The current report highlights the broad and enduring psychosocial consequences associated with a lifetime history that includes both MDD and anxiety, and points to the potentially pathogenic role of childhood abuse in the development of lifetime MDD-anxiety comorbidity. These data suggest that women with a lifetime history of not only MDD, but also one or more anxiety disorders, are among those with the lowest levels of social support, greatest residual symptoms, and greatest levels of life event distress. Clinically, future work is needed to improve long-term symptomatic and functional outcomes for this at-risk group.
The Study of Women's Health Across the Nation (SWAN) has grant support from the National Institutes of Health (NIH), DHHS, through the National Institute on Aging (NIA), the National Institute of Nursing Research (NINR) and the NIH Office of Research on Women's Health (ORWH) (Grants NR004061; AG012505, AG012535, AG012531, AG012539, AG012546, AG012553, AG012554, AG012495). The content of this article is solely the responsibility of the authors and does not necessarily represent the official views of the NIA, NINR, ORWH or the NIH. Supplemental funding from the National Institute of Mental Health (NIMH) is also gratefully acknowledged (Grants MH59689, MH59770, MH59688).
Clinical Centers: University of Michigan, Ann Arbor – Siobán Harlow, PI 2011-present, MaryFran Sowers, PI 1994–2011; Massachusetts General Hospital, Boston, MA – Joel Finkelstein, PI 1999 – present; Robert Neer, PI 1994 – 1999; Rush University, Rush University Medical Center, Chicago, IL – Howard Kravitz, PI 2009 – present; Lynda Powell, PI 1994 – 2009; University of California, Davis/Kaiser – Ellen Gold, PI; University of California, Los Angeles – Gail Greendale, PI; Albert Einstein College of Medicine, Bronx, NY – Carol Derby, PI 2011-present, Rachel Wildman, PI 2010 – 2011; Nanette Santoro, PI 2004 – 2010; University of Medicine and Dentistry – New Jersey Medical School, Newark – Gerson Weiss, PI 1994 – 2004; and the University of Pittsburgh, Pittsburgh, PA – Karen Matthews, PI.
NIH Program Office: National Institute on Aging, Bethesda, MD – Winifred Rossi 2012; Sherry Sherman 1994 – 2012; Marcia Ory 1994 – 2001; National Institute of Nursing Research, Bethesda, MD – Program Officers.
Central Laboratory: University of Michigan, Ann Arbor – Daniel McConnell (Central Ligand Assay Satellite Services).
Coordinating Center: University of Pittsburgh, Pittsburgh, PA – Kim Sutton-Tyrrell, Co-PI 2001 – present; Maria Mori Brooks, Co-PI 2012; New England Research Institutes, Watertown, MA - Sonja McKinlay, PI 1995 – 2001.
Steering Committee: Susan Johnson, Current Chair
Chris Gallagher, Former Chair
We thank the study staff at each site and all the women who participated in SWAN.
Drs. Schott, Kravitz, Brown, Thurston, Matthews and Bromberger have received research grant support from the NIH; Dr. Cyranowski has received grant support from NIH and the Pittsburgh Foundation; Dr. Joffe has received grant support from NIH and Cephalon, and has served as a consultant for Noven, Pfizer and Sunovion.
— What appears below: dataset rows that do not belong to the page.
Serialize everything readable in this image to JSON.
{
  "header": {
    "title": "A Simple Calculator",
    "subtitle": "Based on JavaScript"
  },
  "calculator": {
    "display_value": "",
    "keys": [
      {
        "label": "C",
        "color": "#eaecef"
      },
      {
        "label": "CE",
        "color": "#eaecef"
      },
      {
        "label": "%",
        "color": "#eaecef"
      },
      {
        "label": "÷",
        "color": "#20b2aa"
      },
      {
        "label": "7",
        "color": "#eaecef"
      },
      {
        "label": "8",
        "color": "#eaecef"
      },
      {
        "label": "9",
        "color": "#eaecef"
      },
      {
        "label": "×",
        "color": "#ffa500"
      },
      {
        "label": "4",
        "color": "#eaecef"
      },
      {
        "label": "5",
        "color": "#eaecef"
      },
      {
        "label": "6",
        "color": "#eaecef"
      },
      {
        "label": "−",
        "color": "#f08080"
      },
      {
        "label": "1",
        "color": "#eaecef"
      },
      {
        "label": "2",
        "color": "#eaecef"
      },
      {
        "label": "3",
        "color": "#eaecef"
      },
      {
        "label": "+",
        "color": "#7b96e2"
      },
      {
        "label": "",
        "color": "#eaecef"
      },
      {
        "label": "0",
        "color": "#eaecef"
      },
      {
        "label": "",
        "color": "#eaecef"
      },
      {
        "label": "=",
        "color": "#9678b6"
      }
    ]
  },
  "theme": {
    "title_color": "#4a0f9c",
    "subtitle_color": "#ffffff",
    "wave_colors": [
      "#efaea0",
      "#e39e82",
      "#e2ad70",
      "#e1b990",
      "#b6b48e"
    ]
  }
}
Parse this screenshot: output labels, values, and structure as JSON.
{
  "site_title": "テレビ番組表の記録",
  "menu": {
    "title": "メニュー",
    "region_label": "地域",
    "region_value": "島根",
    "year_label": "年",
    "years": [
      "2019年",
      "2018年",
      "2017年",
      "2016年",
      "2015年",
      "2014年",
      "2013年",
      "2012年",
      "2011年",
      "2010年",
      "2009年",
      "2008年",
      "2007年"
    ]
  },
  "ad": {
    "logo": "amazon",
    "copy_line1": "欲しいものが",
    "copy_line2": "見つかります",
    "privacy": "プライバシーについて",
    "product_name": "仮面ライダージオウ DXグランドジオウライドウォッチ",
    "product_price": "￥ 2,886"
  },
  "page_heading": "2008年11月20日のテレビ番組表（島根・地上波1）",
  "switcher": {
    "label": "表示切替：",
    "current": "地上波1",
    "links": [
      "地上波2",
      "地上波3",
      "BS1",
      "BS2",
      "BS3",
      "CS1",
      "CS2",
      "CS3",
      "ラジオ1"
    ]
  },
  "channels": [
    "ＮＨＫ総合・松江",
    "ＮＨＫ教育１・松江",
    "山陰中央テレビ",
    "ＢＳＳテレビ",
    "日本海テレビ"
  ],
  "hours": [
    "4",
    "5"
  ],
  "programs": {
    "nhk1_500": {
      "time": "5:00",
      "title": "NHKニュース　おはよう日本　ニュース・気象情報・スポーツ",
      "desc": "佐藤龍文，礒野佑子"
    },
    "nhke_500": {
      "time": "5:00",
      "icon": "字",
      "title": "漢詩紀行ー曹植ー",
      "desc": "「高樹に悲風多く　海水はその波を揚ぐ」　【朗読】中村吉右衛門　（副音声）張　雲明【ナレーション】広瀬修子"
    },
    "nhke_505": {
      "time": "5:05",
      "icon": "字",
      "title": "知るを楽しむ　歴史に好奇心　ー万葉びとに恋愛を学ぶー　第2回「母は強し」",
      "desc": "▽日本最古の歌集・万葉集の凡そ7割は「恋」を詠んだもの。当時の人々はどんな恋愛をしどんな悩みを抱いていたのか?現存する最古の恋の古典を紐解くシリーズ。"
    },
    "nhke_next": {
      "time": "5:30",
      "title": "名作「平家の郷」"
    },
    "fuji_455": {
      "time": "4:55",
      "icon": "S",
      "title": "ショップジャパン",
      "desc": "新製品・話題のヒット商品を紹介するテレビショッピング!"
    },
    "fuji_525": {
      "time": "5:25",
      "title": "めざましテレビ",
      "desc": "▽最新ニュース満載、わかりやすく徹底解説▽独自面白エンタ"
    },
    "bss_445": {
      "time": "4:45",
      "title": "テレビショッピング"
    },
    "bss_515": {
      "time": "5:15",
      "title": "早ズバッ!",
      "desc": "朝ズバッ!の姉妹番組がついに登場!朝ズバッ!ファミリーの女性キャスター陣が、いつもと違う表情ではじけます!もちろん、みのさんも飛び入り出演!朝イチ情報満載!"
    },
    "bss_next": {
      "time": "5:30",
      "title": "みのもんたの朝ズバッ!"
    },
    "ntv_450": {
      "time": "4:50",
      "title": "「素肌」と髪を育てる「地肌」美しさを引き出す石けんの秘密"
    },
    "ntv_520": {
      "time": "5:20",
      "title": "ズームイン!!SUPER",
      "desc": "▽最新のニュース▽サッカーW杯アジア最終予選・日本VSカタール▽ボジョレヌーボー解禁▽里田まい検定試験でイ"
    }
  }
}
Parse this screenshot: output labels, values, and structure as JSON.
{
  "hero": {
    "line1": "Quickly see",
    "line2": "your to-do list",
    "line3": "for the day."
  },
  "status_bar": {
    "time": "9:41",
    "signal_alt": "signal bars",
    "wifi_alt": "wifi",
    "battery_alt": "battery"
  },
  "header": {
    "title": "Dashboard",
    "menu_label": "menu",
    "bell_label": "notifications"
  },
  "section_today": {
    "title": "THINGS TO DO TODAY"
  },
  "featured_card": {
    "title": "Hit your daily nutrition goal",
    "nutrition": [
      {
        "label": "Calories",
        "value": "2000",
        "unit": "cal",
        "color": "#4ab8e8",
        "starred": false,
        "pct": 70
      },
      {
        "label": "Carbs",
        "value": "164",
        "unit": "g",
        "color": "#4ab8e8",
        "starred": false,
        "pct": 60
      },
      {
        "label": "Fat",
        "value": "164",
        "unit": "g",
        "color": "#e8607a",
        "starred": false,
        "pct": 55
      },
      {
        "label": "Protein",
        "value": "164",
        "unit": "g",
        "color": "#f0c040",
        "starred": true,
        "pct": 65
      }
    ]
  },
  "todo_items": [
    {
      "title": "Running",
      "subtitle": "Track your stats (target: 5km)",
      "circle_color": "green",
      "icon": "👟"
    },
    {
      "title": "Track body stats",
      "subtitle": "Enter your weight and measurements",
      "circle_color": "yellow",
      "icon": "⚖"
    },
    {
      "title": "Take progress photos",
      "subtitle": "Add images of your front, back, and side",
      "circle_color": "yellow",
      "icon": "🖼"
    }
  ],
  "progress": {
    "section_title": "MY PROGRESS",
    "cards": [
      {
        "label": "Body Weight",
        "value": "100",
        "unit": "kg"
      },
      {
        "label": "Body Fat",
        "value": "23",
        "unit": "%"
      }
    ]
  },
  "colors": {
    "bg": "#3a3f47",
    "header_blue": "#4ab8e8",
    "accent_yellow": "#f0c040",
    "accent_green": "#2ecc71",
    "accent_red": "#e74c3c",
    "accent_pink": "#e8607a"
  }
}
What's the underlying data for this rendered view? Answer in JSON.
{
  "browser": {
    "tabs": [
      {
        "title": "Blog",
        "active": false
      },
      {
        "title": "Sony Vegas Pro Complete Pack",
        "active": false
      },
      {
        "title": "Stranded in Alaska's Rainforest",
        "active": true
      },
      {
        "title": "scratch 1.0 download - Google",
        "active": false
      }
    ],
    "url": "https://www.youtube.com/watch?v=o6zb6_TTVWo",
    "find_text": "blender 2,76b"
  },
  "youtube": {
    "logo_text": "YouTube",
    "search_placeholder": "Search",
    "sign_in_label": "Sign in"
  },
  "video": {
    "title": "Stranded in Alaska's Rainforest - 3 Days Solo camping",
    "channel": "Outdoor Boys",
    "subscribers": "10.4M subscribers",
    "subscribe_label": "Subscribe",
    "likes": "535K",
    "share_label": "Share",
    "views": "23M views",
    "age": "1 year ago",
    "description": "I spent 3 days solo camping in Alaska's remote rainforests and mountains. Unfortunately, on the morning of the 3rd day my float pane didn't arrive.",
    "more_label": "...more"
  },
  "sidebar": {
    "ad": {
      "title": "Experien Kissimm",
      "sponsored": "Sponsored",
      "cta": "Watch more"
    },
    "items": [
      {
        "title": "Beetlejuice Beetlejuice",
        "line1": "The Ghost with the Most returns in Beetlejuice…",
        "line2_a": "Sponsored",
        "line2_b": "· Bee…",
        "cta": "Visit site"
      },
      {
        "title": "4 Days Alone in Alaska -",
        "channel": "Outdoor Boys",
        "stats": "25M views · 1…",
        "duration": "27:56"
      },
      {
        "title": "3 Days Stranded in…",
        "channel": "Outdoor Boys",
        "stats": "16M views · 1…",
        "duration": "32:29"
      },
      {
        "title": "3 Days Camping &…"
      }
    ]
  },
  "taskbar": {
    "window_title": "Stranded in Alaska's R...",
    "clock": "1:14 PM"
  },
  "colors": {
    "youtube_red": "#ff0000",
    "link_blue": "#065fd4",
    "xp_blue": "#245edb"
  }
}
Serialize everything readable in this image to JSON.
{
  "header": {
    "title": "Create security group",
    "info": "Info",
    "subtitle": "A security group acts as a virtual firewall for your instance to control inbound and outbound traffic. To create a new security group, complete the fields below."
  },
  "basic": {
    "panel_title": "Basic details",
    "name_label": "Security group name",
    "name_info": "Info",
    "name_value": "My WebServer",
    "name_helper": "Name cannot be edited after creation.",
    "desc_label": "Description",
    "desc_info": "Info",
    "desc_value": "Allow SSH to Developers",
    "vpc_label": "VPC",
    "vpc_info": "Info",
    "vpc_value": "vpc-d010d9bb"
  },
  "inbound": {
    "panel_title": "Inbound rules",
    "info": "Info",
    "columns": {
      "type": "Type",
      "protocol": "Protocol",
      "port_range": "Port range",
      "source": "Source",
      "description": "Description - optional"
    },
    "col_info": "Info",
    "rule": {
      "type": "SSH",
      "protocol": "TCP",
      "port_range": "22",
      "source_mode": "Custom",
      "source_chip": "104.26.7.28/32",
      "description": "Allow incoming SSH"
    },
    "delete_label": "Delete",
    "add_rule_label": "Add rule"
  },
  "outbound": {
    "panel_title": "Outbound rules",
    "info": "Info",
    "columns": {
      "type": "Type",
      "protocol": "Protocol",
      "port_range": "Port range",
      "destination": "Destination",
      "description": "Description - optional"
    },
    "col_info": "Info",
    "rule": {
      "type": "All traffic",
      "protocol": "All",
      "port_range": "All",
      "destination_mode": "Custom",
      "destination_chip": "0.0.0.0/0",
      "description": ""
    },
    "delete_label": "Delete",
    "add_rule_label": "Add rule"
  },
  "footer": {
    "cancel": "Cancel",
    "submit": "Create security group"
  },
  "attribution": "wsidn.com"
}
See acknowledgements for full detail regarding grant support for the current study.